2

I'm installing a nest thermostat in my house - it's the UK version with a heatlink. I have successfully wired the heat link into my combi-boiler, disconnecting two existing wires in the process.

I have a thermostat in a different room (Honeywell CM707) that I've removed from the wall. There were two wires connected to it.

This is the wiring diagram for the thermostat: enter image description here

From this I am expecting that the two wires I disconnected from the boiler are the two that connected to the old thermostat.

However: I tried measuring the voltage across the two wires that were coming out of the wall - when the multimeter was in DC mode it registered zero, but in AC mode it registered 12V. Am I right in thinking this means they cannot be the wires that I disconnected from the boiler? IE if A and B in the diagram was where I was measuring the voltage, and T1 and T2 were completely disconnected from anything, I should not get a voltage across A and B, right?

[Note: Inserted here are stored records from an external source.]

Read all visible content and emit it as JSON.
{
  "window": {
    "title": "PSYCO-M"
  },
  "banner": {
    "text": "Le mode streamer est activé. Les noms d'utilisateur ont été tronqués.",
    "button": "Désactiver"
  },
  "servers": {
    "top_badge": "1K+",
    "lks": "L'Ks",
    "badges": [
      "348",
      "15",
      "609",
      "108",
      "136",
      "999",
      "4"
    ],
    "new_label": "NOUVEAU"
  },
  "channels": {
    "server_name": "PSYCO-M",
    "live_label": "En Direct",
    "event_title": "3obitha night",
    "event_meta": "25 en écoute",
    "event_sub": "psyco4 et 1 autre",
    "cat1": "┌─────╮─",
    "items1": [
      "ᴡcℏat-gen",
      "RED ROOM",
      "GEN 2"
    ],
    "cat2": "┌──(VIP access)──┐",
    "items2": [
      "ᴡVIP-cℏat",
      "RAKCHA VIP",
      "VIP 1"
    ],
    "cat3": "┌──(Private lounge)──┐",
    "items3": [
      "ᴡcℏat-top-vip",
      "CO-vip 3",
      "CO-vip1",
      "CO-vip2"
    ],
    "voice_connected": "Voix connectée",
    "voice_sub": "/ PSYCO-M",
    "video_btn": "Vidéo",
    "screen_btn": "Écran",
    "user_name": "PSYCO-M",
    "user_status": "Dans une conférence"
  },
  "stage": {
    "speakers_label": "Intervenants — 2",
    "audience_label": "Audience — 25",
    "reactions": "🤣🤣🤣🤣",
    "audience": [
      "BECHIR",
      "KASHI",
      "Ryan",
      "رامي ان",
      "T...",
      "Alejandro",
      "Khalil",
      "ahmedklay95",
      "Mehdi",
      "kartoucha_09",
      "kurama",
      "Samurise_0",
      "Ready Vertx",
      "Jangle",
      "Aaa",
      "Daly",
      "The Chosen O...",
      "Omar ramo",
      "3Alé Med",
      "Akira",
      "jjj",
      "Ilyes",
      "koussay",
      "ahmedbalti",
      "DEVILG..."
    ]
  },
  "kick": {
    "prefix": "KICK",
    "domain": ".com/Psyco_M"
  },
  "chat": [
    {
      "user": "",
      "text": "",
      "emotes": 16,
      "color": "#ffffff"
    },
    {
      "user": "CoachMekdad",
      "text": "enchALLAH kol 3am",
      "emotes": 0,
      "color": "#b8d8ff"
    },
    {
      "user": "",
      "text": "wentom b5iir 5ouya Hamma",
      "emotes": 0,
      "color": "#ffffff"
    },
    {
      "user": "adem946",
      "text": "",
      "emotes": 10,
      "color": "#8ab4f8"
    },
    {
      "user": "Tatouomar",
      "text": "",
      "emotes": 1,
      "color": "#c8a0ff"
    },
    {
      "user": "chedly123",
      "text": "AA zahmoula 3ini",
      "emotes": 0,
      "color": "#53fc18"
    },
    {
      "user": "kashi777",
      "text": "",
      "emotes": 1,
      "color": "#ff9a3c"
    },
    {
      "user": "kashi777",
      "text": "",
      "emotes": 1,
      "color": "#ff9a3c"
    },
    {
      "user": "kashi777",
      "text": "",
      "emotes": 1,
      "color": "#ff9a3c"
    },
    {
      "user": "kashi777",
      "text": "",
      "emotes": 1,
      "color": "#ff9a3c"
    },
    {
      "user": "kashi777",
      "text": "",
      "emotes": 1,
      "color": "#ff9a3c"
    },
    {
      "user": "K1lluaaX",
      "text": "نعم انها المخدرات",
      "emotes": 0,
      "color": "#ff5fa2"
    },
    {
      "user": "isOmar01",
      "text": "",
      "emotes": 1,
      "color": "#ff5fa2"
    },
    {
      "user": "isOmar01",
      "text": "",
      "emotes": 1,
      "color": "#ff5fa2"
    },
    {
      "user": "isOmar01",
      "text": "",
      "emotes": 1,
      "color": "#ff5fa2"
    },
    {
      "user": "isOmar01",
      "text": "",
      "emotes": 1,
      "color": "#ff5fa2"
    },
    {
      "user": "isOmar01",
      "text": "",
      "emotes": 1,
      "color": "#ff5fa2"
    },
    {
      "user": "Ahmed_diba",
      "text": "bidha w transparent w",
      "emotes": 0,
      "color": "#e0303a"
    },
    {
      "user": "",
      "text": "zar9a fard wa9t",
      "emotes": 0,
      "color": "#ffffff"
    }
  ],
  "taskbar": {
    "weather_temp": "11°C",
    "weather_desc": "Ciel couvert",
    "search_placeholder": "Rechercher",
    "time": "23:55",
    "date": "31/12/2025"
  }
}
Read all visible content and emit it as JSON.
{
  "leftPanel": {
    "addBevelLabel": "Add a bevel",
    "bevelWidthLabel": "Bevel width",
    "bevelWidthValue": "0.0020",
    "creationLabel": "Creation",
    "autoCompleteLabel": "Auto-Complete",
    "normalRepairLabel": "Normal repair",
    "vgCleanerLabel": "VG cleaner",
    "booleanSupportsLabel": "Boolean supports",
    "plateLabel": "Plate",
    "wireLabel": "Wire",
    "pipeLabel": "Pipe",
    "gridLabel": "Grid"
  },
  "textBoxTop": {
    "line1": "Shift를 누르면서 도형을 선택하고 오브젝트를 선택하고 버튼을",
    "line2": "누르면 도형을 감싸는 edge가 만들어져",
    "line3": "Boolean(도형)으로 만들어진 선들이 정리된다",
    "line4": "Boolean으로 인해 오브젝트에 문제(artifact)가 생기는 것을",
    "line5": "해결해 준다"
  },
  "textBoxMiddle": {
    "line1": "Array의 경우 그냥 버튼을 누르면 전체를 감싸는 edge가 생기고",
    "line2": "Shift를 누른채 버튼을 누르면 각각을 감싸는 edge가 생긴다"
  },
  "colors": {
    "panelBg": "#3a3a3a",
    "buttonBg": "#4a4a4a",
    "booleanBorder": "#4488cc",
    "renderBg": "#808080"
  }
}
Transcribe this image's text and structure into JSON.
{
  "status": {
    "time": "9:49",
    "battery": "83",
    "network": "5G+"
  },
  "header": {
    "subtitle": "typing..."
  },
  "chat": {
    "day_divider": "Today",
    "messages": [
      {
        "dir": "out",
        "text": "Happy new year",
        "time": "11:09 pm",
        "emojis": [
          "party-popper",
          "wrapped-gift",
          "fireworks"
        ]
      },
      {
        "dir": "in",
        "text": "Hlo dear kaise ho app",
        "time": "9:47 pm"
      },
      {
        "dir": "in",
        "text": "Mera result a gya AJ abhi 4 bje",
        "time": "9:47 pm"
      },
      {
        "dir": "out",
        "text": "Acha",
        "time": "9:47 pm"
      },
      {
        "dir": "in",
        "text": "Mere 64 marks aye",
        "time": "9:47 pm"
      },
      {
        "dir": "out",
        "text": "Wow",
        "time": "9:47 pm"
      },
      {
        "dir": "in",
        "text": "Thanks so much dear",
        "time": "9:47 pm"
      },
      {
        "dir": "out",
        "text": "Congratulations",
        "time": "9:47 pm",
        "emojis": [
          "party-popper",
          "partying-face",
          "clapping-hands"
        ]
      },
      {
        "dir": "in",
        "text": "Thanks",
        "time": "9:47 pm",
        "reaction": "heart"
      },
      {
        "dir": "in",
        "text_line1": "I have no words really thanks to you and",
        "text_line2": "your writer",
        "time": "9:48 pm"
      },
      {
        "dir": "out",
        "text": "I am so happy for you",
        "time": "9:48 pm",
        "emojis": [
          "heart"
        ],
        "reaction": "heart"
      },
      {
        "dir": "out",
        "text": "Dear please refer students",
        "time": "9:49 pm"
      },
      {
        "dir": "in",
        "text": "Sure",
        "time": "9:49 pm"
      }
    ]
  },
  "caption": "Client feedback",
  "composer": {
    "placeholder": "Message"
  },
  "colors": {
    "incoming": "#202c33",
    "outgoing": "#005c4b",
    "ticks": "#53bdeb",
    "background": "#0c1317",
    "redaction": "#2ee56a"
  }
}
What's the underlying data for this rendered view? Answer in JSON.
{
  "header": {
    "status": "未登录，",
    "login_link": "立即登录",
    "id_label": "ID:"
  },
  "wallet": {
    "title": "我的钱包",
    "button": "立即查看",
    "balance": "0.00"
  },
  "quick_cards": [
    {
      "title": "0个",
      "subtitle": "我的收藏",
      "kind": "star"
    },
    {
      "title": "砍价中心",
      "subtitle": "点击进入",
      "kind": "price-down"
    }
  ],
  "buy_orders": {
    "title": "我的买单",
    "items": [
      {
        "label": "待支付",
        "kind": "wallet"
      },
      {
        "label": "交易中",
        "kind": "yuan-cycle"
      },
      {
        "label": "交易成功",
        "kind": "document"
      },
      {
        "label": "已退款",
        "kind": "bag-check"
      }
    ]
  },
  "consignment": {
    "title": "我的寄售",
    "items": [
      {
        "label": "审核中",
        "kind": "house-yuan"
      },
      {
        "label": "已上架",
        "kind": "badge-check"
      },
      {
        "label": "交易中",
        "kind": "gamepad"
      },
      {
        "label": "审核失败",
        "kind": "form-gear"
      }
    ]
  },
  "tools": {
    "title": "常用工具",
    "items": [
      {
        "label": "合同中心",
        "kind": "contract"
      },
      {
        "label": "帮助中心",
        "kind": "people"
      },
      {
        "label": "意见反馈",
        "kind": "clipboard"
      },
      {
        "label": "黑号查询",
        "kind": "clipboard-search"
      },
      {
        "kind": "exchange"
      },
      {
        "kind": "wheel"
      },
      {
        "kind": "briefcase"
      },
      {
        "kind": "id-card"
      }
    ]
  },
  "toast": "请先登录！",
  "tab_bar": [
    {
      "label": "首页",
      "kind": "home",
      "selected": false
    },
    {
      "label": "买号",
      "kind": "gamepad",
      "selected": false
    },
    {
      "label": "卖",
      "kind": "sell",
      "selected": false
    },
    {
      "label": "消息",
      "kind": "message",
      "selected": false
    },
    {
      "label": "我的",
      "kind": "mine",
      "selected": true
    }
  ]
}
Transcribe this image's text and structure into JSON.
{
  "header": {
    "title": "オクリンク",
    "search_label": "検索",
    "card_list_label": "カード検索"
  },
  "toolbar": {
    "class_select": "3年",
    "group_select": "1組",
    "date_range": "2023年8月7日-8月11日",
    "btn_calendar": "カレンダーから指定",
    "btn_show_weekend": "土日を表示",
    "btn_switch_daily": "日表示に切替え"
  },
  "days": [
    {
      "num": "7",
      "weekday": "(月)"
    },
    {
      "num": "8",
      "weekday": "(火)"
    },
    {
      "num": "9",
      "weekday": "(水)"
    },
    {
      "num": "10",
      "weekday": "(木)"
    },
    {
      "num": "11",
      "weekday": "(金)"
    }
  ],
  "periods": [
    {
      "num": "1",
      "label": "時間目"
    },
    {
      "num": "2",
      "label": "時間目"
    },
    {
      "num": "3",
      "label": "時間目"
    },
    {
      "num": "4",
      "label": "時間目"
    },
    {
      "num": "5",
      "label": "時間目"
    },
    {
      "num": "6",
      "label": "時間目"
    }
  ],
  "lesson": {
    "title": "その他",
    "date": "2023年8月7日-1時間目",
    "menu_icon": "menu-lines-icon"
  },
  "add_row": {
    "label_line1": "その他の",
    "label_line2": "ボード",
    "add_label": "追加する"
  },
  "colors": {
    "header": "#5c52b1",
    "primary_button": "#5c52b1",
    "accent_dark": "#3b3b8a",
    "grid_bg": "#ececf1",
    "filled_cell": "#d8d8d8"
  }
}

To me this is a given but I was wondering if there was something I didn't understand about the way multimeters work when they were on AC settings!

EDIT: this is the wiring diagram from my boiler - the wires I removed were in the points labelled 1 & 2 (there was no link cable). enter image description here

5
  • 1
    It's odd on two points--typically this type of equipment is on 24VAC.
    – isherwood
    May 14, 2019 at 13:04
  • Starting to wonder more and more if it's an artefact of the cheap multimeter I'm using... I've updated my question with the wiring diagram from the boiler
    – Ed_
    May 14, 2019 at 13:50
  • You can test your meter on a standard outlet or doorbell circuit. Should read 120v +/- and 24v +/-, respectively.
    – isherwood
    May 14, 2019 at 13:51
  • 1
    Remotely possible you have "induced voltage" which would vanish if you put a load like a 12V lightbulb across the wires. That would be from the parallel wires acting like a crude transformer, getting voltage measurable on a sensitive meter from the AC on the other wires.
    – Ecnerwal
    May 14, 2019 at 13:51
  • @Ecnerwal - thanks, I think you might be right about this. The wires are quite long which I think makes this more likely. I did connect a 12v nest thermostat to it at one point and had no voltage measured at the terminals, but at the time I assumed this is because I'd blown it up! (I hadn't!)
    – Ed_
    May 14, 2019 at 14:52

0

Your Answer

By clicking “Post Your Answer”, you agree to our terms of service and acknowledge you have read our privacy policy.

Browse other questions tagged or ask your own question.